This authority surely is enough to encourage us to continue as “water protectors” even in the face of a culture that sees life as only instrumental to economic growth.  This encouragement can be amplified in our worship. Lisa Dahill has recently suggested that most baptisms as well as affirmations of baptism take place in local waters. “Baptizing outdoors recasts the meaning of baptism. Here Jesus Christ is not a mark of separation—Christians here, non-Christians there—but is the one who brings Christians and our best wisdom, faith, and practice into restored unity in our shared waters with all people and all creatures.” (Lisa E. Dahill, “Into Local Waters: Rewilding the Study of Christian Spirituality,” Spiritus, Vol 16, No. 2, Fall, 2016, p. 159)

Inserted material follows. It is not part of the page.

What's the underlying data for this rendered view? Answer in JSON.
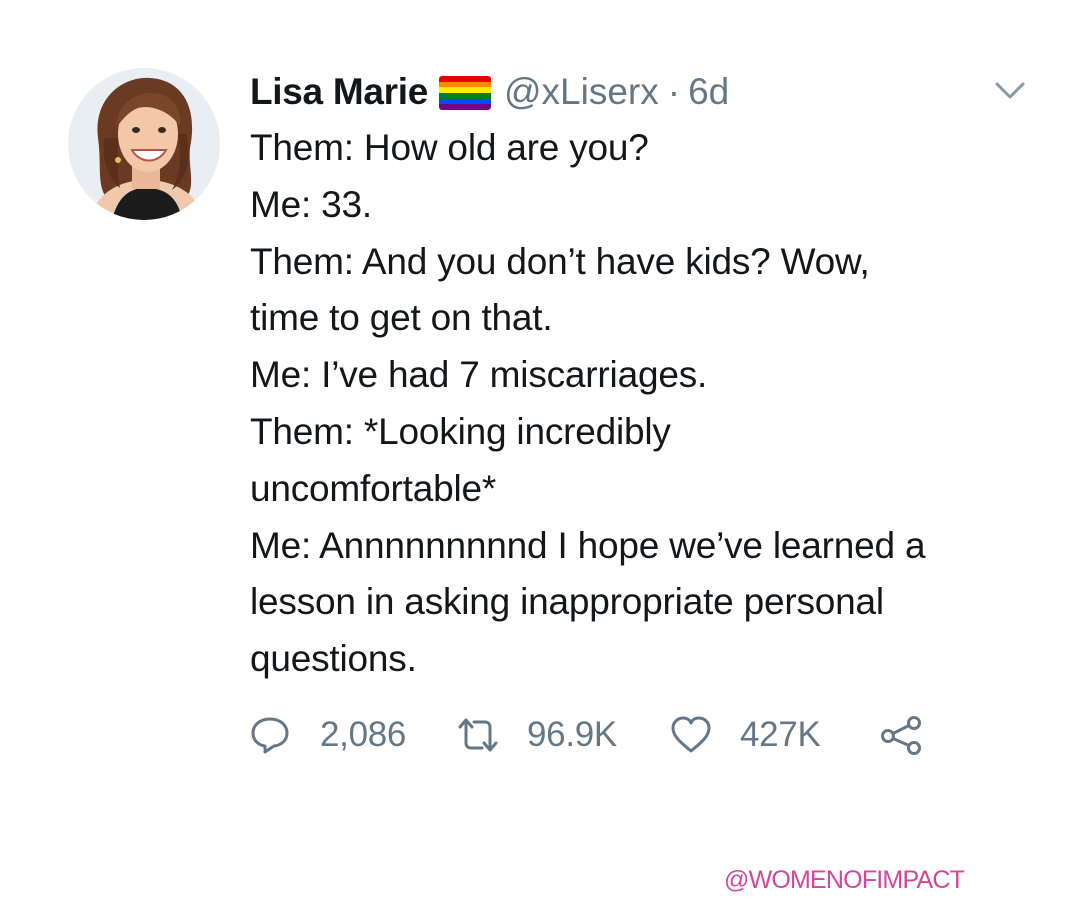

This flowing faith might also be nurtured in our houses of worship with the installation dramatic art. Kristen Gilje has painted a permanent altar fresco for Faith Lutheran Church, Bellingham, WA, that features vivid, flowing water cascading from the roots of the tree of life. While this theme has nurtured worshippers since the mosaics of San Giovanni Laterana were installed in the fourth century, CE, today this strategic beauty is even more crucial in empowering us to endure threats to creation and to live from a hope that does not disappoint.

Hymn suggestions:

Gathering: “Come, Thou Font of Every Blessing,” ELW, 807
Hymn of the Day:  “As the Deer Runs to the River,” ELW, 331
Sending: “Lord, Dismiss Us with Your Blessing,” ELW, 545

Tom Mundahl, Saint Paul, MN               
tmundahl@gmail.com